Encounters with Orthodoxy: How Protestant Churches Can Reform Themselves Again
John P. Burgess
Westminster John Knox Press, 2013
226 pp., $25.00
Encounters with Orthodoxy
There is no question that my own encounter with Russian Orthodoxy changed me. I was a zealous 19-year-old Baptist when I first entered a hushed Orthodox cathedral in the provincial city of Krasnodar in the southern part of Russia, and I heard the walls praying. It shocked me right out of my pious little socks.
Three months later, traveling in and out of Orthodox churches, I would never be the same Protestant I had been. I understood in a more tangible way than I could have imagined the significance of the "smells and bells" of worship, the careful attention to the worshipping body as well as the worshipping spirit, the sense that God didn't exist "in my heart," but also out there in a big, strange world that demanded to be perceived through my senses.
John Burgess, a professor of systematic theology at Pittsburgh Theological Seminary, set out with a much greater sense of intention to follow the same path I stumbled on as a teenager. In Encounters with Orthodoxy, he takes up the question of what American Protestants can learn from the ancient traditions of Orthodoxy and if there is any hope for our own renewal through that encounter.

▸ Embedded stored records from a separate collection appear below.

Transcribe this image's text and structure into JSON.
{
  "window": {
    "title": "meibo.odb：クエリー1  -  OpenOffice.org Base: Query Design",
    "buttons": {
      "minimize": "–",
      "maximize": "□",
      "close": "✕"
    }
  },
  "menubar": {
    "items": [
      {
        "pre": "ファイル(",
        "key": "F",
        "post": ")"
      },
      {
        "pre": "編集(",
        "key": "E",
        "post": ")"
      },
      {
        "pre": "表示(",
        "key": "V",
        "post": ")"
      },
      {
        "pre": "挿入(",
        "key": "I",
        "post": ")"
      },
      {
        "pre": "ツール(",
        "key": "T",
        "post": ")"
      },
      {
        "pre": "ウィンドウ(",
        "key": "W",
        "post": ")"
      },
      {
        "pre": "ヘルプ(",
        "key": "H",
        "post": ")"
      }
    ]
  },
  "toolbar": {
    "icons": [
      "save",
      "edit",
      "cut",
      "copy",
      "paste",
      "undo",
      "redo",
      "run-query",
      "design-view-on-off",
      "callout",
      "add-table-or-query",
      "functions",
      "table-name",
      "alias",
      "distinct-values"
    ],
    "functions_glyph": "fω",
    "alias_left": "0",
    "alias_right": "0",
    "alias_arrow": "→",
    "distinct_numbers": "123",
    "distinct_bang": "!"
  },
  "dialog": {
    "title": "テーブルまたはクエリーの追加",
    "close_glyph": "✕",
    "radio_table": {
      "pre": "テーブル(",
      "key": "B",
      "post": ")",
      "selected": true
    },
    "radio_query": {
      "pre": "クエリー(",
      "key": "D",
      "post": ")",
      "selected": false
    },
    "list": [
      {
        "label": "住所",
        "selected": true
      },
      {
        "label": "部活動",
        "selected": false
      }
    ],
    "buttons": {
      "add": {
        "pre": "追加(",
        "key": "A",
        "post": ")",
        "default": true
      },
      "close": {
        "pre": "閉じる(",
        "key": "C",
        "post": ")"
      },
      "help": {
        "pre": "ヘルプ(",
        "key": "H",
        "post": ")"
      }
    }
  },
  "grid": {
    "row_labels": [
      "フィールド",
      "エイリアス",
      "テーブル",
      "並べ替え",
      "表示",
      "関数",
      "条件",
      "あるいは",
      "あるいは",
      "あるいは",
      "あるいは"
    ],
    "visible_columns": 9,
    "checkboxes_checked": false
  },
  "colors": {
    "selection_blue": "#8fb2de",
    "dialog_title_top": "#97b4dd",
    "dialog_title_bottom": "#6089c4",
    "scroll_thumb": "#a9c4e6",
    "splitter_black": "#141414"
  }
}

The problem that led to Burgess' unresolved journey was distress about his own Presbyterian Church (U.S.A.). Deeply divided over moral issues, the churches of his acquaintance seemed to have fallen into the twin pits of performance-oriented worship and obsession with political and social agendas. He felt the church had "lost its grounding in the fullness of the apostolic faith." After spending one intense year in Russian, as he recounts in this book, and going back many times since, Burgess is convinced that a deep encounter with Russian Orthodoxy can change American Protestants for the better. Orthodoxy has resources, disciplines, practices, and theological understandings that can re-shape our perception of the Christian faith and ourselves within it that might in turn give American Protestants a renewed vision for our own traditions.

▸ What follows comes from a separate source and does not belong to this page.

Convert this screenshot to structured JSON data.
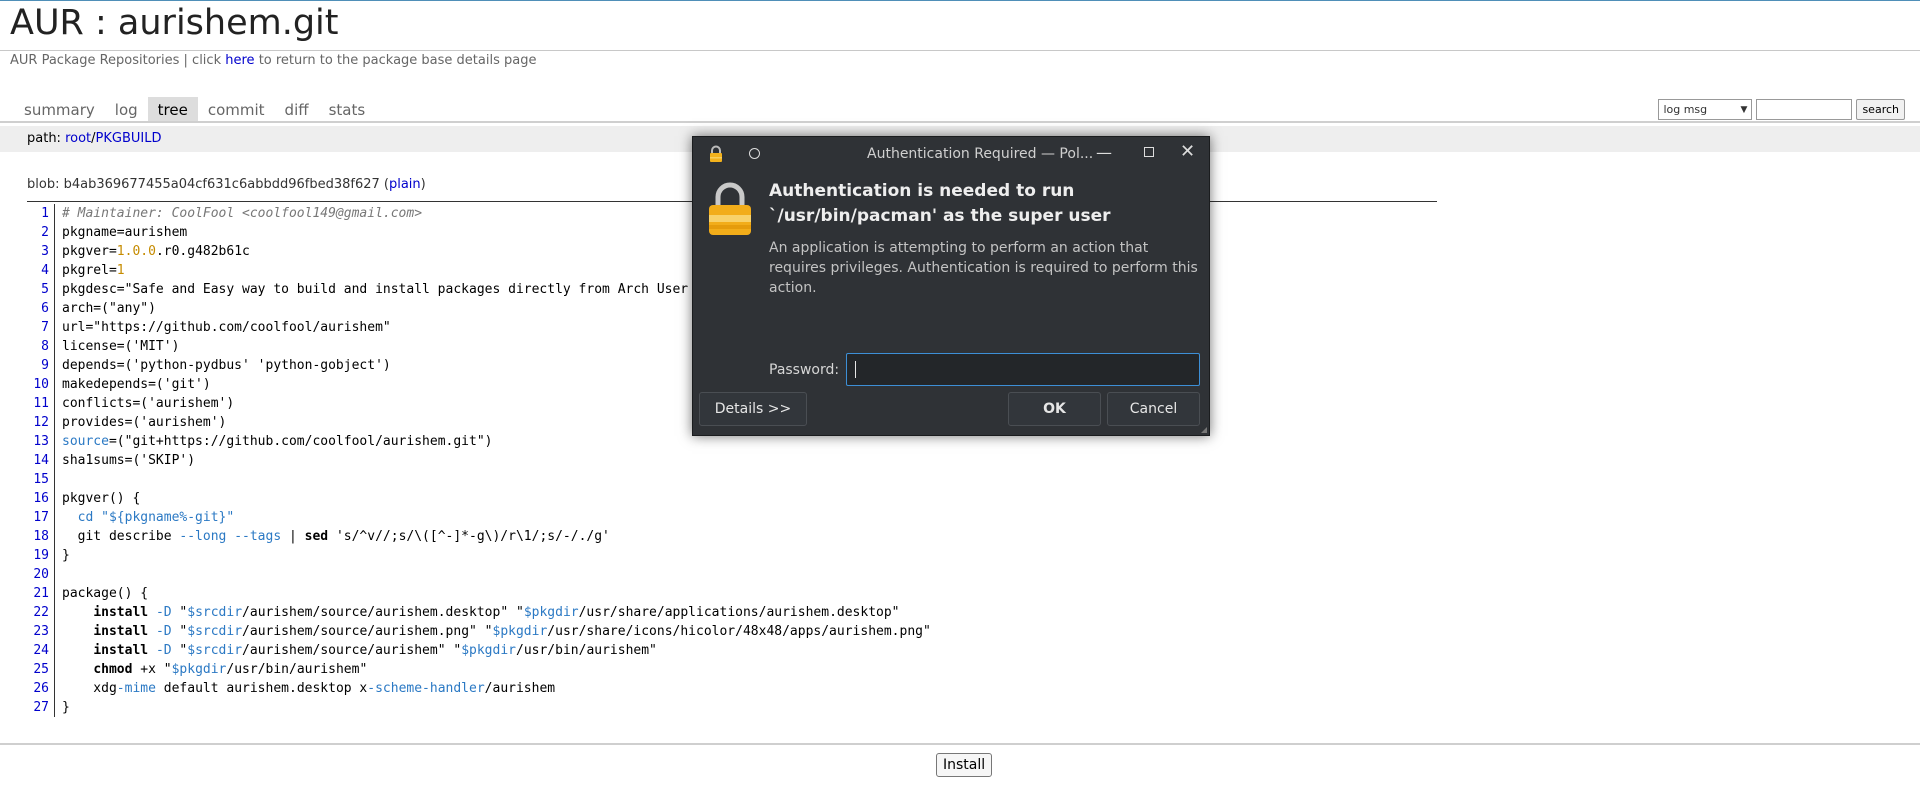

But before I get into the details, I want to acknowledge some of the difficulties. First, Russia is a troubled place, and every time I see Vladimir Putin standing next to Patriarch Kiril of the Moscow Patriarchate, I am not particularly enthusiastic about the transformative possibilities of Orthodoxy. Instead I see a nationalistic church that has proven itself willing to capitulate to power for its own sake. I know that there is a very complicated history that marks this reality; I just don't find myself interested in signing up for tutoring. Second, the traditions safeguarded by Orthodoxy cannot be adapted in any easy way into Protestantism. They grow out of very particular circumstances and cultures, as do our own. This means that Protestants cannot expect to adopt Orthodoxy in any superficial way. The difficulty of actually being changed by an encounter with Orthodoxy and not merely borrowing things we like at random is real.
Burgess knows and understands both of these objections and raises many others. The complexity of his approach makes his book both satisfying and unresolved. In each section of the book, he examines a particular Orthodox practice or value: miracles, ritual, holiness, beauty, monasticism. In a dialectical approach, he tries to see that practice through Orthodox eyes, then he raises Protestant objections to it, and finally attempts some kind of resolution or way forward.

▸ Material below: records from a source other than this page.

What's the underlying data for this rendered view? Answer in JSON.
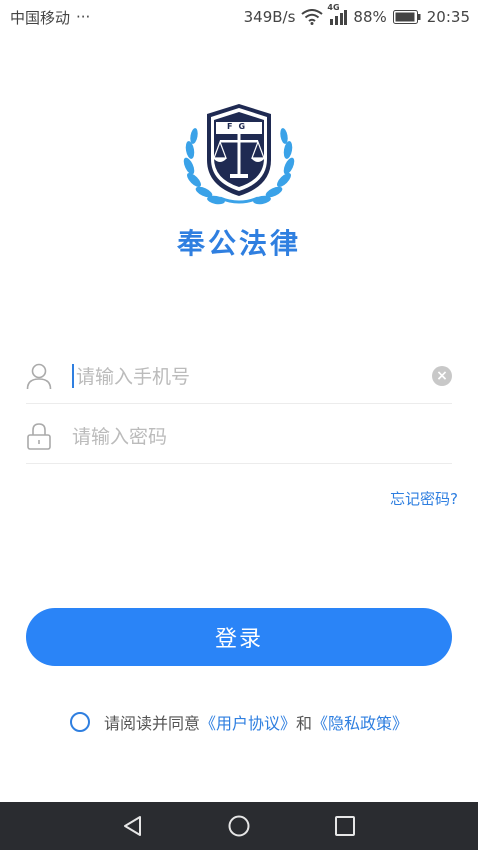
{
  "status_bar": {
    "carrier": "中国移动",
    "more": "···",
    "net_speed": "349B/s",
    "network_type": "4G",
    "battery": "88%",
    "time": "20:35"
  },
  "logo": {
    "badge_letters": "FG",
    "brand_name": "奉公法律",
    "brand_color": "#2f7fe0"
  },
  "login_form": {
    "phone_placeholder": "请输入手机号",
    "password_placeholder": "请输入密码",
    "forgot_password": "忘记密码?",
    "login_button": "登录"
  },
  "agreement": {
    "prefix": "请阅读并同意",
    "user_agreement": "《用户协议》",
    "conjunction": "和",
    "privacy_policy": "《隐私政策》"
  },
  "colors": {
    "accent": "#2a84f7",
    "navbar_bg": "#2a2c30"
  },
  "icons": {
    "user": "user-icon",
    "lock": "lock-icon",
    "clear": "clear-icon",
    "nav_back": "back-triangle-icon",
    "nav_home": "home-circle-icon",
    "nav_recent": "recent-square-icon"
  }
}
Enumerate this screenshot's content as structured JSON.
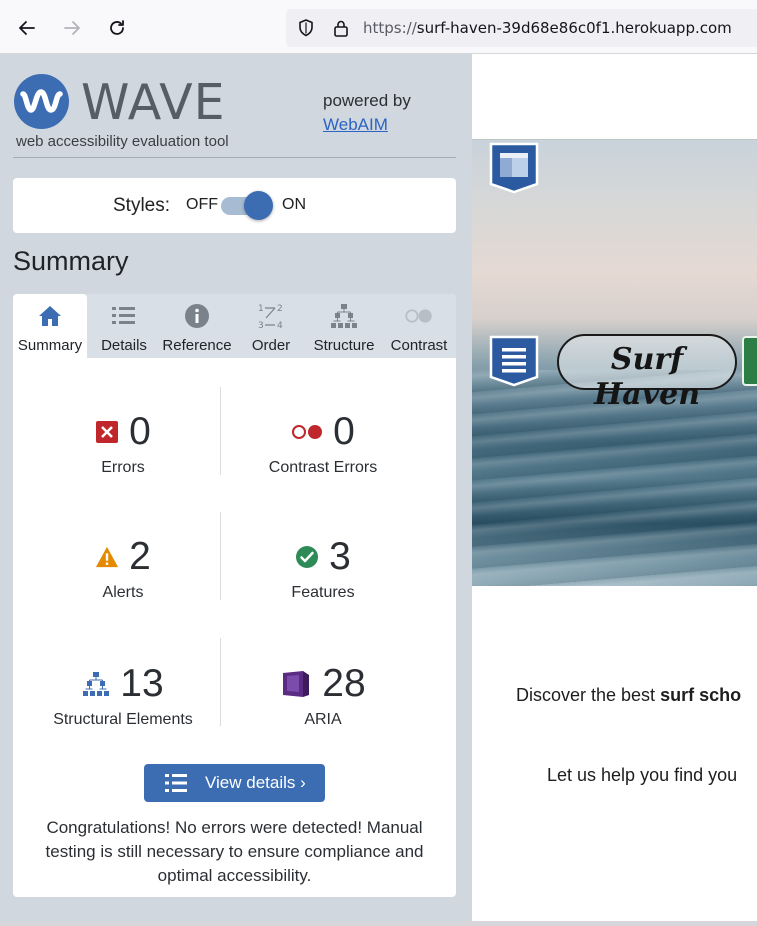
{
  "browser": {
    "url_scheme": "https://",
    "url_host": "surf-haven-39d68e86c0f1.herokuapp.com"
  },
  "wave": {
    "logo_word": "WAVE",
    "tagline": "web accessibility evaluation tool",
    "powered_by": "powered by",
    "webaim_link": "WebAIM",
    "styles_label": "Styles:",
    "styles_off": "OFF",
    "styles_on": "ON",
    "styles_enabled": true,
    "summary_heading": "Summary",
    "tabs": [
      {
        "label": "Summary",
        "icon": "home-icon",
        "active": true
      },
      {
        "label": "Details",
        "icon": "list-icon",
        "active": false
      },
      {
        "label": "Reference",
        "icon": "info-icon",
        "active": false
      },
      {
        "label": "Order",
        "icon": "order-icon",
        "active": false
      },
      {
        "label": "Structure",
        "icon": "structure-icon",
        "active": false
      },
      {
        "label": "Contrast",
        "icon": "contrast-icon",
        "active": false
      }
    ],
    "stats": {
      "errors": {
        "count": "0",
        "label": "Errors"
      },
      "contrast_errors": {
        "count": "0",
        "label": "Contrast Errors"
      },
      "alerts": {
        "count": "2",
        "label": "Alerts"
      },
      "features": {
        "count": "3",
        "label": "Features"
      },
      "structural": {
        "count": "13",
        "label": "Structural Elements"
      },
      "aria": {
        "count": "28",
        "label": "ARIA"
      }
    },
    "view_details": "View details ›",
    "congrats": "Congratulations! No errors were detected! Manual testing is still necessary to ensure compliance and optimal accessibility.",
    "colors": {
      "accent": "#3c6db3",
      "error": "#c0272d",
      "alert": "#e38a00",
      "feature": "#2e8b57",
      "aria": "#5b2c83"
    }
  },
  "preview": {
    "logo_text": "Surf Haven",
    "line1_prefix": "Discover the best ",
    "line1_bold": "surf scho",
    "line2": "Let us help you find you"
  }
}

To my mind, Burgess's central critique of American Protestantism as seen through an encounter with Russian Orthodoxy is about worship. For the Orthodox, God in worship is immanent and transcendent. In worship, the believer has an encounter with God's grace that is not primarily emotional, but physical. This encounter comes through the elevated sights, sounds, smells, textures, and tastes of worship. The incense, the icons, the elements of the sacraments, the chanting and prayers, the bending and the swaying of the physical body all bring the human into contact with the raining-down grace of God. The elements of worship are not symbols of grace in the abstract; they are vehicles of grace very much in the present moment of worship. In Orthodox worship, time and space are transformed, and the worshipper enters this paradise and is shaped by it as he or she responds to it with her own body. In American Protestant worship, we are more likely to talk about worship than to do it, and when we do it, we tend to hold our own physical comfort and our secular notions of time as paramount. We don't expect worship to change us necessarily—we think of private practices of devotion as more useful to transformation—but to entertain us or to connect us with our human communities.